Required action:
Reproduce every record below word for word and include no pictures.

Dataset:
* * *

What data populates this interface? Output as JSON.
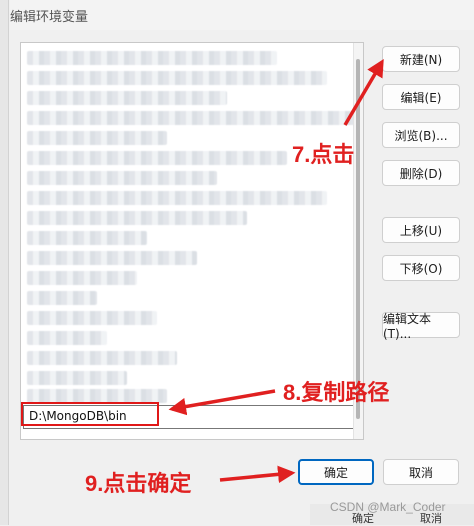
{
  "window": {
    "title": "编辑环境变量"
  },
  "list": {
    "selected_value": "D:\\MongoDB\\bin"
  },
  "buttons": {
    "new": "新建(N)",
    "edit": "编辑(E)",
    "browse": "浏览(B)...",
    "delete": "删除(D)",
    "move_up": "上移(U)",
    "move_down": "下移(O)",
    "edit_text": "编辑文本(T)...",
    "ok": "确定",
    "cancel": "取消"
  },
  "annotations": {
    "step7": "7.点击",
    "step8": "8.复制路径",
    "step9": "9.点击确定",
    "color": "#e02020"
  },
  "watermark": "CSDN @Mark_Coder",
  "bottom_bar": {
    "ok_label": "确定",
    "cancel_label": "取消"
  },
  "colors": {
    "primary_border": "#0067c0",
    "highlight": "#e01818"
  }
}
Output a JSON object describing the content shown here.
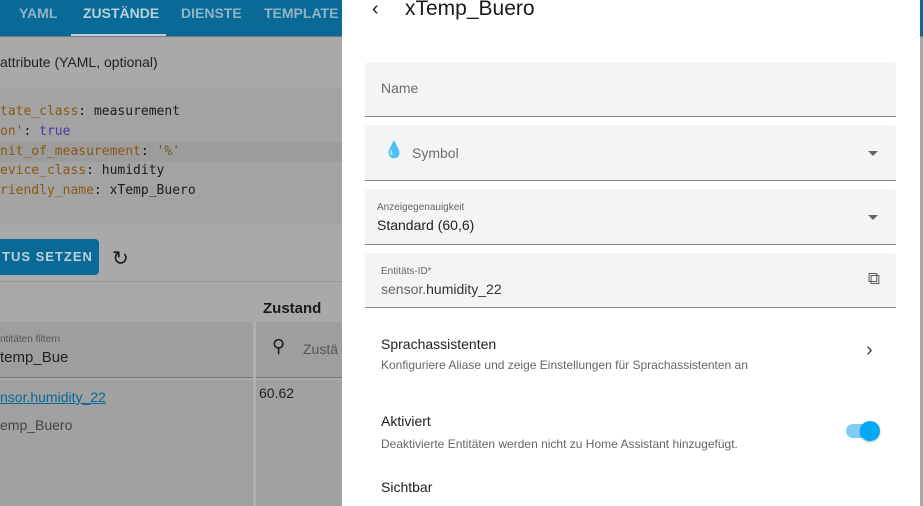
{
  "tabs": [
    {
      "label": "YAML"
    },
    {
      "label": "ZUSTÄNDE"
    },
    {
      "label": "DIENSTE"
    },
    {
      "label": "TEMPLATE"
    }
  ],
  "attributes_label": "attribute (YAML, optional)",
  "yaml": [
    {
      "key": "tate_class",
      "value": "measurement"
    },
    {
      "key": "on'",
      "value": "true"
    },
    {
      "key": "nit_of_measurement",
      "value": "'%'"
    },
    {
      "key": "evice_class",
      "value": "humidity"
    },
    {
      "key": "riendly_name",
      "value": "xTemp_Buero"
    }
  ],
  "set_state_button": "TUS SETZEN",
  "refresh_icon": "↻",
  "table": {
    "state_header": "Zustand",
    "filter_label": "ntitäten filtern",
    "filter_value": "temp_Bue",
    "state_filter_placeholder": "Zustä",
    "row": {
      "entity_id": "nsor.humidity_22",
      "name": "emp_Buero",
      "state": "60.62"
    }
  },
  "dialog": {
    "title": "xTemp_Buero",
    "name_label": "Name",
    "symbol_label": "Symbol",
    "precision_label": "Anzeigegenauigkeit",
    "precision_value": "Standard (60,6)",
    "entity_id_label": "Entitäts-ID*",
    "entity_id_prefix": "sensor.",
    "entity_id_value": "humidity_22",
    "voice_title": "Sprachassistenten",
    "voice_sub": "Konfiguriere Aliase und zeige Einstellungen für Sprachassistenten an",
    "enabled_title": "Aktiviert",
    "enabled_sub": "Deaktivierte Entitäten werden nicht zu Home Assistant hinzugefügt.",
    "enabled_on": true,
    "visible_title": "Sichtbar"
  },
  "colors": {
    "accent": "#03a9f4",
    "header": "#0a6a97"
  }
}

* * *

Expected answer:
What data populates this interface? Output as JSON.
{
  "window": {
    "title": "编辑环境变量"
  },
  "list": {
    "selected_value": "D:\\MongoDB\\bin"
  },
  "buttons": {
    "new": "新建(N)",
    "edit": "编辑(E)",
    "browse": "浏览(B)...",
    "delete": "删除(D)",
    "move_up": "上移(U)",
    "move_down": "下移(O)",
    "edit_text": "编辑文本(T)...",
    "ok": "确定",
    "cancel": "取消"
  },
  "annotations": {
    "step7": "7.点击",
    "step8": "8.复制路径",
    "step9": "9.点击确定",
    "color": "#e02020"
  },
  "watermark": "CSDN @Mark_Coder",
  "bottom_bar": {
    "ok_label": "确定",
    "cancel_label": "取消"
  },
  "colors": {
    "primary_border": "#0067c0",
    "highlight": "#e01818"
  }
}
Output a JSON object describing the content shown here.
{
  "tabs": [
    {
      "label": "YAML"
    },
    {
      "label": "ZUSTÄNDE"
    },
    {
      "label": "DIENSTE"
    },
    {
      "label": "TEMPLATE"
    }
  ],
  "attributes_label": "attribute (YAML, optional)",
  "yaml": [
    {
      "key": "tate_class",
      "value": "measurement"
    },
    {
      "key": "on'",
      "value": "true"
    },
    {
      "key": "nit_of_measurement",
      "value": "'%'"
    },
    {
      "key": "evice_class",
      "value": "humidity"
    },
    {
      "key": "riendly_name",
      "value": "xTemp_Buero"
    }
  ],
  "set_state_button": "TUS SETZEN",
  "refresh_icon": "↻",
  "table": {
    "state_header": "Zustand",
    "filter_label": "ntitäten filtern",
    "filter_value": "temp_Bue",
    "state_filter_placeholder": "Zustä",
    "row": {
      "entity_id": "nsor.humidity_22",
      "name": "emp_Buero",
      "state": "60.62"
    }
  },
  "dialog": {
    "title": "xTemp_Buero",
    "name_label": "Name",
    "symbol_label": "Symbol",
    "precision_label": "Anzeigegenauigkeit",
    "precision_value": "Standard (60,6)",
    "entity_id_label": "Entitäts-ID*",
    "entity_id_prefix": "sensor.",
    "entity_id_value": "humidity_22",
    "voice_title": "Sprachassistenten",
    "voice_sub": "Konfiguriere Aliase und zeige Einstellungen für Sprachassistenten an",
    "enabled_title": "Aktiviert",
    "enabled_sub": "Deaktivierte Entitäten werden nicht zu Home Assistant hinzugefügt.",
    "enabled_on": true,
    "visible_title": "Sichtbar"
  },
  "colors": {
    "accent": "#03a9f4",
    "header": "#0a6a97"
  }
}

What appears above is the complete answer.